How to build a Formula 1 car | Part 2
So, Formula 1 has (finally!) thrown off the winter blankets and broken cover.
A flurry of launches, a series of interviews – some candid, others less so – and an initial four-day burst of testing have given fans and teams plenty of tidbits to feast upon. Yet it’s still difficult to piece together the apparent competitive order ahead of this month’s Australian Grand Prix.
For the engineers and technicians back at the McLaren Technology Centre, the gossip and chit-chat is somewhat superficial: the winter months offer up an intense manufacturing challenge, and the deadline to freight parts to Melbourne is both unforgiving and unmoveable.
For McLaren operations director Simon Roberts, the busy pre-Christmas scramble for parts is followed by an equally intensive rush to assemble, build and prove-out a series of chassis ahead of the first race.

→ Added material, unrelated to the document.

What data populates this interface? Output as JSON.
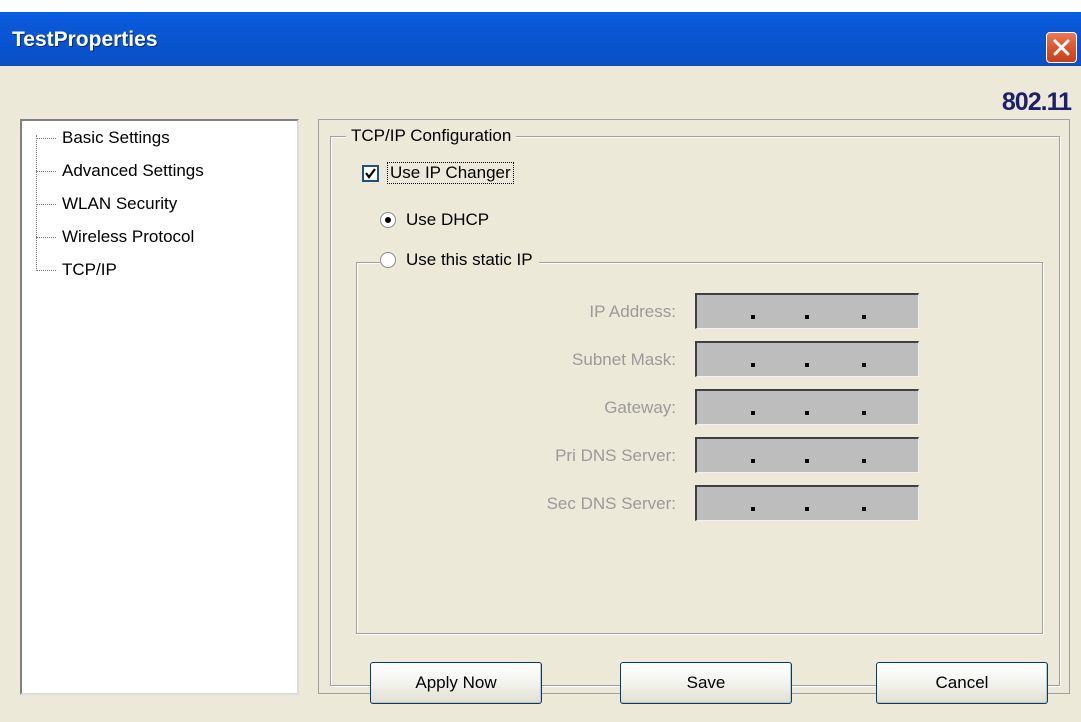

“The build and assembly programme really ramps up over the winter,” he says. “By early January, we’ve more than doubled the amount of work that’s in the system. That isn’t a steep climb; rather, it’s increased week on week at a steady rate – and it’ll stay like that for seven or eight weeks. Basically, until we get the cars to Australia.”
As the supply chain recovers after the Christmas break, thousands of components converge to form the new car.
Or, rather, three cars.
While we’ll undertake the Barcelona pre-season tests with just a single chassis, we naturally need a car each for Jenson and Fernando, and a spare tub to be on-hand in the garage in case we need to replace a damaged car during the race weekend.
And it’s that necessity to cope with three separate but interweaved build programmes that can cause logistical headaches.
“What we try to do is build the first two chassis at once,” says Roberts. “So chassis one and chassis two are built within a week of each other. Building two chassis at the exact same time is incredibly difficult: as soon as you hit a snag, production on both stops, so we run with a two-week stagger between cars.
“That way, you crunch all the problems with the first chassis, which makes chassis two a smoother and easier process. After that, we’ll have the third chassis waiting in the wings to begin production – and that should be even easier.
“Getting that first chassis out of the mould is a real triumph for the whole organisation. Once it’s been through machining, and passed the FIA tests, there’s a huge collective sigh of relief.
Happily, MP4-31 passed all its mandatory crash tests, which meant the build programme could continue unabated. Still, there are logistical hurdles to clear during those busy months of production.
Roberts explains: “After the first two chassis, even if we’d have wanted to get a headstart on chassis four, we couldn’t because we want to use that capacity on bodywork, wings and suspension for the car.”
Last year, the team took the decision to defer the build of its fourth car. Chassis #04 became a prototype lightweight chassis that required the full suite of FIA homologation tests. This allowed the team to test some heavier test items during the second half of the season without having to run the car overweight.
Will the team adopt the same strategy this year?
“It depends on what we want to do,” admits Roberts. “It’s a risk versus performance decision – we’re not sure if there’s enough of an advantage now to justify delaying the build of the fourth chassis this year, so it’s still open to discussion.”
Once the first chassis has been produced, it’s machined ready for mandatory crash-testing. Each team’s car must undergo a series of stringent tests to ensure it’s safe and strong enough to compete in both the races and the pre-season tests.
The initial focus is at the back of the car – the rear crash structure, a carbon-fibre box that attaches to the gearbox, must pass a homologation crash test. Additional crash tests are required on the chassis on its own, and the chassis with nosebox fitted. The rollhoop and the chassis also have a (non-destructive) squeeze test.
Cars no longer need to pass a side-impact test as the safety structures are a homologated component – the same for every team.
Still the throughput of parts during our most intense periods is colossal:
“It takes about a month to make the cars’ top bodies and sidepods,” says Roberts. “That’s pretty quick – the work’s already pre-loaded in the system, so we know where the things will be made and what the split will be between in-house and outsource for patterns, moulds and parts.
“There’s so much work that we can’t do it all, so we’ll split the workload – whoever can help us do it fastest – it’s very dynamic. In January and February, we’re running about 6,000 works orders simultaneously in the system. Internally, we’re manufacturing over 1,200 per week –there’s a huge amount of traffic within the system.
“Generally, if you look ahead six weeks, there’s almost nothing in the pipeline – everything is delivered within a four to six-week window.”
With less than a week until that flight to Melbourne, the manufacturing schedule cannot be more important...